EXERCISE OBJECTIVE: Exactly and only the lines from the one with "Output a JSON" through the last line of the records need to be set down; please skip the pictures.

(Beginning of MATERIAL PROVIDED)

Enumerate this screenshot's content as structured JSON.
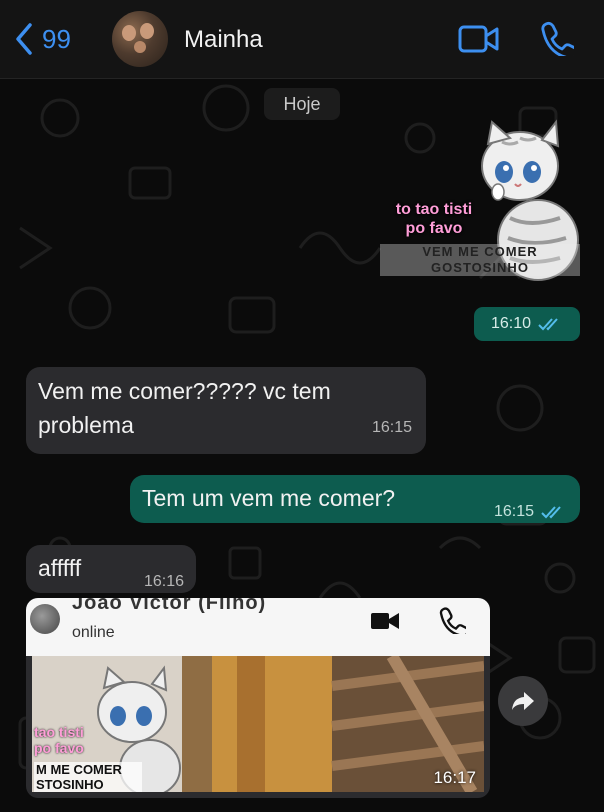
{
  "header": {
    "back_count": "99",
    "contact_name": "Mainha"
  },
  "chat": {
    "date_label": "Hoje",
    "sticker": {
      "text": "to tao tisti po favo",
      "banner": "VEM ME COMER GOSTOSINHO"
    },
    "sticker_time": "16:10",
    "messages": [
      {
        "direction": "in",
        "text": "Vem me comer????? vc tem problema",
        "time": "16:15"
      },
      {
        "direction": "out",
        "text": "Tem um vem me comer?",
        "time": "16:15",
        "read": true
      },
      {
        "direction": "in",
        "text": "afffff",
        "time": "16:16"
      }
    ],
    "forwarded": {
      "contact_name": "Joao Victor (Filho)",
      "status": "online",
      "caption_pink": "tao tisti po favo",
      "caption_banner": "M ME COMER STOSINHO",
      "time": "16:17"
    }
  },
  "colors": {
    "accent_blue": "#3d8ff0",
    "outgoing_bubble": "#0d5c4f",
    "incoming_bubble": "#2b2b2e",
    "read_ticks": "#53bdeb"
  }
}
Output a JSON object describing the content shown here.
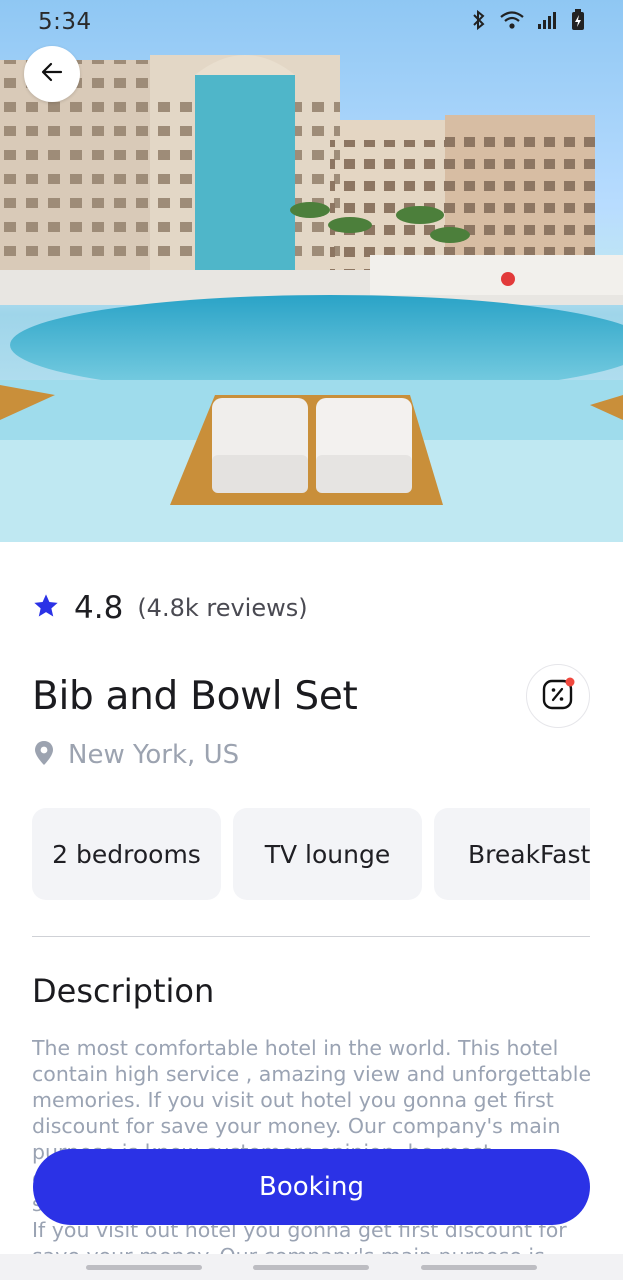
{
  "status_bar": {
    "time": "5:34",
    "icons": [
      "bluetooth-icon",
      "wifi-icon",
      "signal-icon",
      "battery-charging-icon"
    ]
  },
  "hero": {
    "image_alt": "Hotel with pool",
    "back_icon": "arrow-left-icon"
  },
  "rating": {
    "icon": "star-icon",
    "value": "4.8",
    "reviews": "(4.8k reviews)",
    "star_color": "#2b32e6"
  },
  "listing": {
    "title": "Bib and Bowl Set",
    "promo_icon": "discount-icon",
    "location_icon": "location-pin-icon",
    "location": "New York, US"
  },
  "features": [
    "2 bedrooms",
    "TV lounge",
    "BreakFast"
  ],
  "description": {
    "heading": "Description",
    "text": "The most comfortable hotel in the world. This hotel contain high service , amazing view and unforgettable memories. If you visit out hotel you gonna get first discount for save your money. Our company's main purpose is know customers opinion, be most comfortable hotel in the world. This hotel contain high service , amazing view and unforgettable memories. If you visit out hotel you gonna get first discount for save your money. Our company's main purpose is know customers opinion, be most"
  },
  "actions": {
    "booking_label": "Booking"
  },
  "colors": {
    "accent": "#2b32e6",
    "notification_dot": "#f0483e"
  }
}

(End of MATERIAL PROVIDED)

FINISHED TASK:
Output a JSON object describing the content shown here.
{
  "status_bar": {
    "time": "5:34",
    "icons": [
      "bluetooth-icon",
      "wifi-icon",
      "signal-icon",
      "battery-charging-icon"
    ]
  },
  "hero": {
    "image_alt": "Hotel with pool",
    "back_icon": "arrow-left-icon"
  },
  "rating": {
    "icon": "star-icon",
    "value": "4.8",
    "reviews": "(4.8k reviews)",
    "star_color": "#2b32e6"
  },
  "listing": {
    "title": "Bib and Bowl Set",
    "promo_icon": "discount-icon",
    "location_icon": "location-pin-icon",
    "location": "New York, US"
  },
  "features": [
    "2 bedrooms",
    "TV lounge",
    "BreakFast"
  ],
  "description": {
    "heading": "Description",
    "text": "The most comfortable hotel in the world. This hotel contain high service , amazing view and unforgettable memories. If you visit out hotel you gonna get first discount for save your money. Our company's main purpose is know customers opinion, be most comfortable hotel in the world. This hotel contain high service , amazing view and unforgettable memories. If you visit out hotel you gonna get first discount for save your money. Our company's main purpose is know customers opinion, be most"
  },
  "actions": {
    "booking_label": "Booking"
  },
  "colors": {
    "accent": "#2b32e6",
    "notification_dot": "#f0483e"
  }
}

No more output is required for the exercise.